t.j. ray 12c

When folks speak of the hallowed halls of ivy, other people immediately think of their own school days. From the distance of decades, the memories are soft and pleasant.

Truth is, however, that sometimes the ivy is poison. Having been infected by that poison myself once, I sympathize with anyone who catches it. My current pangs of sympathy are with a person whom I think of as student, colleague, and friend.

One of my jobs at the University was working with the graduate assistants who taught freshman composition. One of them at one time was a girl named Arleen Dowd. As was normal, I sat in on some of her classes to monitor her work. I also had the pleasure of having her in some classes I taught. Well do I recall her costume at the medieval banquet my Chaucer class put on.

Years later we found ourselves in a different relationship. She was teaching junior high English, and I was on the school board. During those years I visited many classes at the invitation of the teachers. In Arleen’s case, I not only enjoyed the classes and watched student presentations, but I seem to recall even making a presentation at one of them. Only a blind man could not see the rapport she had with those kids and their affection for her.

Ah, but the ivy catches on. Last summer one of her faculty friends contacted me about some difficulties concerning Arleen. An administrator convinced the school board that a teacher with three decades of experience in teaching one subject should be removed from that role and required to teach a subject she had never taught.

I can only surmise that the expectation was that she would likely resign at the move. But she didn’t. She no doubt did as fine a job in Social Studies as she had done in English.

As the scrutiny of her situation progressed, she was not given the details of what the administrator had told the board. Nor was she even allowed in the room when she was being discussed.

In many emails and phone calls with folks in that school, I became convinced that all of this was the result of that administrator’s resentment of the time away from school when she had military duty. Several people convinced me that they had heard him voice that viewpoint.

Now it is true that active duty assignments did take her out of the classroom to go and do instruction on military posts, but federal law protects — or is supposed to protect — civilian/soldiers in such a situation.
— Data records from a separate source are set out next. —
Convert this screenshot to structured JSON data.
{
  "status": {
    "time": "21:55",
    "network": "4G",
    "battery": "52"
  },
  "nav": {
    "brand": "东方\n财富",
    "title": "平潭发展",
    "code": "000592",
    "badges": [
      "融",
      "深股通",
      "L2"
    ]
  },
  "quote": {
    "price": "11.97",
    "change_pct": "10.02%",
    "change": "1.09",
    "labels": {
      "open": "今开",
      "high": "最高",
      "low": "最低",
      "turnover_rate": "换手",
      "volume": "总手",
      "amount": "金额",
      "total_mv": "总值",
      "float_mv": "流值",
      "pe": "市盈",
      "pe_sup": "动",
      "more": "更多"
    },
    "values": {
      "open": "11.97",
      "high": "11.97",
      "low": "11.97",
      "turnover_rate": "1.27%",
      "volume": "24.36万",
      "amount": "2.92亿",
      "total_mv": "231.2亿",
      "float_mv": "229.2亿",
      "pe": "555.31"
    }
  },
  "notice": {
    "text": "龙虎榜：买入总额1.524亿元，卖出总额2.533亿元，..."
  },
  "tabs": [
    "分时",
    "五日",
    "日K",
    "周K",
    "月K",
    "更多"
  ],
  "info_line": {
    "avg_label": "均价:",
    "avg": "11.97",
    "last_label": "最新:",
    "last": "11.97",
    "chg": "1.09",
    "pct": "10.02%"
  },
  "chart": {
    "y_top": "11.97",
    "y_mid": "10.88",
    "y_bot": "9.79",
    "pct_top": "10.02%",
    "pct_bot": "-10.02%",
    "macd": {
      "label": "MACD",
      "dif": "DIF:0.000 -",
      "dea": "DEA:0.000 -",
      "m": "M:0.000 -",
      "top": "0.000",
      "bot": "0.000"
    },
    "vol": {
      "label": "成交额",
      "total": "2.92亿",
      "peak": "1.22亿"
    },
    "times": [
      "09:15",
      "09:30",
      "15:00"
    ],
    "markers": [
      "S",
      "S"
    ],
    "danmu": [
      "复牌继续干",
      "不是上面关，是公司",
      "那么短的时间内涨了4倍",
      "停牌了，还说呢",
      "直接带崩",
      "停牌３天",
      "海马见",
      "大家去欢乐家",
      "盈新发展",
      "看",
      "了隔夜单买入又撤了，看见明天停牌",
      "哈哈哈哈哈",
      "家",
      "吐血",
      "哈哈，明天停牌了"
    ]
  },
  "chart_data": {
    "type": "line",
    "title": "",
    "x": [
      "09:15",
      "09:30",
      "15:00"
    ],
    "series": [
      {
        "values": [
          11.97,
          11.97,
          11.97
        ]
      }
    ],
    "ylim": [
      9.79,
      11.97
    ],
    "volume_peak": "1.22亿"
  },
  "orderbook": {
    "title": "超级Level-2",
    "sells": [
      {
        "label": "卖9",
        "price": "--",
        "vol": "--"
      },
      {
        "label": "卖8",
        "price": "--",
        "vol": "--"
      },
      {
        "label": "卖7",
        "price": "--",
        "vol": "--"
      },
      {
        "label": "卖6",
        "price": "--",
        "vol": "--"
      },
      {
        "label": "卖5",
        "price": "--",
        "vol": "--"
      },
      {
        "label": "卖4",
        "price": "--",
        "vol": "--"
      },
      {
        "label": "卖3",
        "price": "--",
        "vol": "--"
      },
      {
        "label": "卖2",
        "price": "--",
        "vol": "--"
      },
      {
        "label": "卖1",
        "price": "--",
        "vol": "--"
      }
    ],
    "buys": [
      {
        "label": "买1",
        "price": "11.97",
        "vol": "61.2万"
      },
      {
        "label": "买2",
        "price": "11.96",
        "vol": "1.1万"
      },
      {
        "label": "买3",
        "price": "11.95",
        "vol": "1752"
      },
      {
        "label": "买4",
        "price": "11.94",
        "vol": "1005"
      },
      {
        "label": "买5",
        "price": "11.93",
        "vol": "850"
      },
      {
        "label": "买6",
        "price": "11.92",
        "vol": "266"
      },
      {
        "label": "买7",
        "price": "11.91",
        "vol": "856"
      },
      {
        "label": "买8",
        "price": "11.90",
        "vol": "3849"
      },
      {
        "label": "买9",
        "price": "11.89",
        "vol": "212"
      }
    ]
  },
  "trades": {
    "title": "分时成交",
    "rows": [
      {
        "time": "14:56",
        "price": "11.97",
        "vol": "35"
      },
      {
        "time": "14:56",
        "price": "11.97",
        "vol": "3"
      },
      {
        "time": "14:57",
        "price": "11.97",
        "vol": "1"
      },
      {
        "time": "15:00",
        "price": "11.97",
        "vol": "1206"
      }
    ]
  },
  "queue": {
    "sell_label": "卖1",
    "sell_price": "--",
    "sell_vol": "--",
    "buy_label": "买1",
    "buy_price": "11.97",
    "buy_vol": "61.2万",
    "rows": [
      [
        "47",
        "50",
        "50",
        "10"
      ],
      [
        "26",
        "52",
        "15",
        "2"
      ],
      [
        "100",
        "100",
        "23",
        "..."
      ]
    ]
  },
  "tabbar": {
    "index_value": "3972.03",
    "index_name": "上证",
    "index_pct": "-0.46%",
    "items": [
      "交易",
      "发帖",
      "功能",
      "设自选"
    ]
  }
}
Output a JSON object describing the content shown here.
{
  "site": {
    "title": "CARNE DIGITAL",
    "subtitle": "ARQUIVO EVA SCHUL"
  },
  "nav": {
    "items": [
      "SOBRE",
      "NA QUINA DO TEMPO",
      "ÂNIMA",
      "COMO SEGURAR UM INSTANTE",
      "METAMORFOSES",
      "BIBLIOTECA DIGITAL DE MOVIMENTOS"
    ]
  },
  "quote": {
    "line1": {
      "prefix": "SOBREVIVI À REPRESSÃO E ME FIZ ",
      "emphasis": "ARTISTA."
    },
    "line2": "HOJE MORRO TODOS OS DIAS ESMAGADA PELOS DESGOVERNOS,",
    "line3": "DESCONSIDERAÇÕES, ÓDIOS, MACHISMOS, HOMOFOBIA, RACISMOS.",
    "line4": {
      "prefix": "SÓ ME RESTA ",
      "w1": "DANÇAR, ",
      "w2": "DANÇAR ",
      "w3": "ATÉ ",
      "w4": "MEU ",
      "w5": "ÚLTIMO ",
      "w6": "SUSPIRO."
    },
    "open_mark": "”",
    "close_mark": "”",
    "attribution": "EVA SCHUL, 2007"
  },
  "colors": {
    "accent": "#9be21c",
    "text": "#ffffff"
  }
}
Of course with no record of what she was charged with, there really was no way to make a federal case of it.

Recently Arleen wrote me to say she is retiring from the school system. For the next two years gifted middle school students in Europe will have the benefit of her superb instruction. Back here at home a fairly new young person will teach the English classes Dowd should be teaching.

Also back here, the school board and school administrators will go their merry way, having failed miserably to treat an excellent and dedicated teacher with the respect she deserved.

During all the talk about the reassignment last summer, my letters on her behalf yielded blah responses. I’ll not bore you with reading them as they bored me. But to Arleen may I say su andan itibaren Adil yelken ve pürüzsüz suları (Fair sailing and smooth waters from now on.)

TJ Ray, a retired professor of English at the University of Mississippi, can be reached at tjmaryjo@bellsouth.net.